**Task objective**
In the data that follows, every line containing the word "active" should be returned.
┌─ Input material
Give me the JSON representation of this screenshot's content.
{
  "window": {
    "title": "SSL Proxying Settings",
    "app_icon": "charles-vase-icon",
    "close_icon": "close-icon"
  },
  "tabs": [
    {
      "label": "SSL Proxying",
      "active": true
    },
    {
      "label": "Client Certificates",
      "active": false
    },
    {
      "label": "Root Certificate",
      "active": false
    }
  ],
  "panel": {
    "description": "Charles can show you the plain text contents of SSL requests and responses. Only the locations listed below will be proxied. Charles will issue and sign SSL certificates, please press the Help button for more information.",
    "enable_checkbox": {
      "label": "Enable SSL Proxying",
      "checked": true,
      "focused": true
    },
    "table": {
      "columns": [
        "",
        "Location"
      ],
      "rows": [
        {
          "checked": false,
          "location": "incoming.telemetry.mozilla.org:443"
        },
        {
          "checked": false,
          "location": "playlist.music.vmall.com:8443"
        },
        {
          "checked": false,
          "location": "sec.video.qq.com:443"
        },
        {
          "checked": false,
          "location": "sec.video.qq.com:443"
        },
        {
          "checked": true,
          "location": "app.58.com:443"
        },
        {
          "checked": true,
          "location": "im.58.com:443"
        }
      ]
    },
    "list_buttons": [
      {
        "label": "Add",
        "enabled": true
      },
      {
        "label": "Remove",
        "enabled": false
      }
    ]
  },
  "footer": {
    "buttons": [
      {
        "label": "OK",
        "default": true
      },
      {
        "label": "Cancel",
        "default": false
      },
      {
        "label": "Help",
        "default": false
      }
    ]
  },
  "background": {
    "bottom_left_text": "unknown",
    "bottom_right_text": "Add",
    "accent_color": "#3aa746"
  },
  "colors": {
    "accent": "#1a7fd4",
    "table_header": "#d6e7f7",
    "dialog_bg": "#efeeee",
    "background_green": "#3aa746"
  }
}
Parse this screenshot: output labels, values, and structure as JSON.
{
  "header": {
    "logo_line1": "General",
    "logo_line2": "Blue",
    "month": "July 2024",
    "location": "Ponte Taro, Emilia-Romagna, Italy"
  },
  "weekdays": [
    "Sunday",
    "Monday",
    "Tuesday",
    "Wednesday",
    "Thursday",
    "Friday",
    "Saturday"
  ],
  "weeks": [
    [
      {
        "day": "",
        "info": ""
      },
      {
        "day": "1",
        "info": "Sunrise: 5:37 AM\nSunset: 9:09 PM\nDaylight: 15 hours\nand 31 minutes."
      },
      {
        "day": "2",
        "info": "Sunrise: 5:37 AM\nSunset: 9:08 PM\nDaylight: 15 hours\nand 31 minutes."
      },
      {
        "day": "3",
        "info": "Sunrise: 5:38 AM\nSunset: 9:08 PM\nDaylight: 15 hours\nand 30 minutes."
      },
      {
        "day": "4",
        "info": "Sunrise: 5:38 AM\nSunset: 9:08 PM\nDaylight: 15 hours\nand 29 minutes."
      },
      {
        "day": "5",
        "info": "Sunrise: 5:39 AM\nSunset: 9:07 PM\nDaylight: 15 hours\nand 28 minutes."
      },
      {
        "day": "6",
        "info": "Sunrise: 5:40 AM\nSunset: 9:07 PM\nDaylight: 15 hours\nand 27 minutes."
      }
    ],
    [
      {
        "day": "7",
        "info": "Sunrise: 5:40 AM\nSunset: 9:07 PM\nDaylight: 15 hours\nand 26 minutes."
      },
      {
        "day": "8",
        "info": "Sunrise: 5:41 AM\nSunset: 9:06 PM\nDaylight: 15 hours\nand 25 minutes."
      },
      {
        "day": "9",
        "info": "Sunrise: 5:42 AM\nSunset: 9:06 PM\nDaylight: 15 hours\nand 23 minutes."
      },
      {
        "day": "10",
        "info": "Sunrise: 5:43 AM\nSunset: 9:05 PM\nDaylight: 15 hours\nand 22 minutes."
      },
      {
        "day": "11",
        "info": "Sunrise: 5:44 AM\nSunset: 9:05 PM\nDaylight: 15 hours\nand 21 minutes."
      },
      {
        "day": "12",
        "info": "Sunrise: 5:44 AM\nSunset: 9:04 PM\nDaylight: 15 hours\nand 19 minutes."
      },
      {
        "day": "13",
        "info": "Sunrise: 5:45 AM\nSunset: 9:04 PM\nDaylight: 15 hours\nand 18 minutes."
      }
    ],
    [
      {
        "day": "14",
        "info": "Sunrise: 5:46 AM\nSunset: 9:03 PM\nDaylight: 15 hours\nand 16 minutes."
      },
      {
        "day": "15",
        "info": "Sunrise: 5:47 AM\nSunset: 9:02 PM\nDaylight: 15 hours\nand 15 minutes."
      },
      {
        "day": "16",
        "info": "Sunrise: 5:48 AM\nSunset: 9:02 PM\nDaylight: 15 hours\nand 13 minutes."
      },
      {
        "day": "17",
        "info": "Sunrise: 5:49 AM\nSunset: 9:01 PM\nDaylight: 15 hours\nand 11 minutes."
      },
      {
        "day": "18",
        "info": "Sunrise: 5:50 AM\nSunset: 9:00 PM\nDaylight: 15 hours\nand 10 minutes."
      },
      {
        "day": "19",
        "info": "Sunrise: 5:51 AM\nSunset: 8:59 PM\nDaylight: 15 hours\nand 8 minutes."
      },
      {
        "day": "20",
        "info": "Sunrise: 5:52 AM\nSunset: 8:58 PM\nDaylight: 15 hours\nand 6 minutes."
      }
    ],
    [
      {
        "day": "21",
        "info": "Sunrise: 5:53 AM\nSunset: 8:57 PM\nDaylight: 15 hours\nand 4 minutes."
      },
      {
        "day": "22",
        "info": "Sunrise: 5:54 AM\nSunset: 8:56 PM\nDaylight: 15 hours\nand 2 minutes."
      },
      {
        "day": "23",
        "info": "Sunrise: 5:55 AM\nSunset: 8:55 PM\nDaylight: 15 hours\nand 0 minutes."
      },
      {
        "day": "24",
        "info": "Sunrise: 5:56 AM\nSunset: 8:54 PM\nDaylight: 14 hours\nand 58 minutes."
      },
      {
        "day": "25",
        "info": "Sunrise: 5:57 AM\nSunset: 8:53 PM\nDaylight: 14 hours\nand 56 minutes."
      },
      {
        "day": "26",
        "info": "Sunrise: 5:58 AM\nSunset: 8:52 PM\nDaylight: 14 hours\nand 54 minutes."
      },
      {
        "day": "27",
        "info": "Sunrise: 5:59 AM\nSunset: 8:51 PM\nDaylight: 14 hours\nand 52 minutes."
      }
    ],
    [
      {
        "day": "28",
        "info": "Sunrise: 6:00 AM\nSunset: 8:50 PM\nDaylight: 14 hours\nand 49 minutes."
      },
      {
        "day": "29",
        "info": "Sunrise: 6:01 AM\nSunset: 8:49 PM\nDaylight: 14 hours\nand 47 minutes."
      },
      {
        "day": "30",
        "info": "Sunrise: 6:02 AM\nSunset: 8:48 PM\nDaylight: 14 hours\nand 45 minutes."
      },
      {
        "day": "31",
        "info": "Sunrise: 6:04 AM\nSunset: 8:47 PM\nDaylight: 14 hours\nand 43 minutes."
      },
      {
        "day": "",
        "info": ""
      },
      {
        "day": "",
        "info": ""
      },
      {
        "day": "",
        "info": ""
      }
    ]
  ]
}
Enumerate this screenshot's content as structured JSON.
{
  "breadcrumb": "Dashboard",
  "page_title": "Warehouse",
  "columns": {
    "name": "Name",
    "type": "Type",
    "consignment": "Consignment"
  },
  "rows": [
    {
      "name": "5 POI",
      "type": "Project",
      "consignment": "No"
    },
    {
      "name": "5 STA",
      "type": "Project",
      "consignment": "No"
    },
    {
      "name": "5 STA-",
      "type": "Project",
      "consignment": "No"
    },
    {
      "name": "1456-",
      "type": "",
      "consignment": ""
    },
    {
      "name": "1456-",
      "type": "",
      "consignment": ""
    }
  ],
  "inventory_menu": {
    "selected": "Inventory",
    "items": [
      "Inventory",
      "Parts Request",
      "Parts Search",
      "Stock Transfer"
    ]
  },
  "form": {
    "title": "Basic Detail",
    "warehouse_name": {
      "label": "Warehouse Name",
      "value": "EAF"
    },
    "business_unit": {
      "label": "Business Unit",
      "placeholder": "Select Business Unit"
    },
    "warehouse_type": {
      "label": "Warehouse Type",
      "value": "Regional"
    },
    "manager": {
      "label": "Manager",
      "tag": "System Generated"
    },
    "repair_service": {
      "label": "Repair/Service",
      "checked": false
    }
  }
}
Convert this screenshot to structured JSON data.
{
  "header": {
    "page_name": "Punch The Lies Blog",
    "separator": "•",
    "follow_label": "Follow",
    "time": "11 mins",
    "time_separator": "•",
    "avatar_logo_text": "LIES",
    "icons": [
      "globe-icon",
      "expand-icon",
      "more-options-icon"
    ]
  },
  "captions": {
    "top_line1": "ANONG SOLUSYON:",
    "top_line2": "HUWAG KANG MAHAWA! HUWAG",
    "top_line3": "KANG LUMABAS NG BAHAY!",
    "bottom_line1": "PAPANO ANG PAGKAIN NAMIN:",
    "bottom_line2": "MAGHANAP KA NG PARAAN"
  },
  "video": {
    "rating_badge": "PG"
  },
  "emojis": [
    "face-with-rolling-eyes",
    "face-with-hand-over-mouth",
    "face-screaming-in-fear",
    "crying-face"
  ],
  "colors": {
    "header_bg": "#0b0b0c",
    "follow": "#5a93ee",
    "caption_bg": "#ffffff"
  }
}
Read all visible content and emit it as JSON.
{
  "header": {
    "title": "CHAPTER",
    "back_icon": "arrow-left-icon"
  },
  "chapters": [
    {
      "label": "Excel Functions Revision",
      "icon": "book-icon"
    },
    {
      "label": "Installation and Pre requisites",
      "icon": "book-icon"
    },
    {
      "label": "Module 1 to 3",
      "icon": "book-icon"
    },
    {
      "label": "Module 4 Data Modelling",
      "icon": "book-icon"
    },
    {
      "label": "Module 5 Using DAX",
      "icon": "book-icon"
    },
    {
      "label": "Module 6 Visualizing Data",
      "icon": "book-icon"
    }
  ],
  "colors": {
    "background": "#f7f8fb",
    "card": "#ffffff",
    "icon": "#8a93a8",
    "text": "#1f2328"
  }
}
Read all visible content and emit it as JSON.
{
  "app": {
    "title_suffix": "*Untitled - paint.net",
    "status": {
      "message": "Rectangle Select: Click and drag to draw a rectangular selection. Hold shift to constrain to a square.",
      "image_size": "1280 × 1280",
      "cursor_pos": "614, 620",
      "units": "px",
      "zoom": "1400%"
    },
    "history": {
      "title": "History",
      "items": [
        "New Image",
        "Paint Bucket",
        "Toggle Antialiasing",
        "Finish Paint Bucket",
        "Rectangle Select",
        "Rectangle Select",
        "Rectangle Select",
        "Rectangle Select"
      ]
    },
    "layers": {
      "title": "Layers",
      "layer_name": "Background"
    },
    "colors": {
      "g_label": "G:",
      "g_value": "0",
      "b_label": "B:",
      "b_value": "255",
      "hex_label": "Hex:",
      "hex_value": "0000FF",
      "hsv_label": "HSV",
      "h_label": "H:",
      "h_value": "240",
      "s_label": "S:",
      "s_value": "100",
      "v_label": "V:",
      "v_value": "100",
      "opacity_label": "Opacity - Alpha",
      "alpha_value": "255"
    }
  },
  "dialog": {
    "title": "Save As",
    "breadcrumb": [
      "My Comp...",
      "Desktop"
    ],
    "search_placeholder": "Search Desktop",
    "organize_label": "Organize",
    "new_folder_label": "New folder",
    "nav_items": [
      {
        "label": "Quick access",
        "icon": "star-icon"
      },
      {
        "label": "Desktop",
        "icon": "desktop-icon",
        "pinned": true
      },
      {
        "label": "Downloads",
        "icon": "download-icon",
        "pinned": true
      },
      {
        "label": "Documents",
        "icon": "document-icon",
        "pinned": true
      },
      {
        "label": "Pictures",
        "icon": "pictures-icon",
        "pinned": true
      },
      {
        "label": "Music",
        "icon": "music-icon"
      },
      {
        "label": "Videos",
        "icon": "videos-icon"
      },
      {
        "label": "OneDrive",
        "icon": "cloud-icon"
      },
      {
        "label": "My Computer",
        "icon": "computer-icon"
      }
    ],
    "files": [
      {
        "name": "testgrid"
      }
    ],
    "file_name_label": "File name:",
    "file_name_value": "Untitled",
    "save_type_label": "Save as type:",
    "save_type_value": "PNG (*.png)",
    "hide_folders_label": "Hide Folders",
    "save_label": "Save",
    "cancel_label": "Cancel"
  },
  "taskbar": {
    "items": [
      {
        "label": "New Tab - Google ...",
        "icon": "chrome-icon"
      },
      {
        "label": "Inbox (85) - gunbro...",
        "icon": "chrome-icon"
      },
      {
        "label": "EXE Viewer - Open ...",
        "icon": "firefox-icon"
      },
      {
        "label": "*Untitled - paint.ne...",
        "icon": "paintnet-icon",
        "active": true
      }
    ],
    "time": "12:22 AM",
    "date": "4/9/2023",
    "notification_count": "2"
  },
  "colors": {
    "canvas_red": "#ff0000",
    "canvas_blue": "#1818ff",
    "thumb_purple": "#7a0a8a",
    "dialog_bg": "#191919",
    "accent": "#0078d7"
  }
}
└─
**The completed task**
      "active": true
      "active": false
      "active": false
        "active": true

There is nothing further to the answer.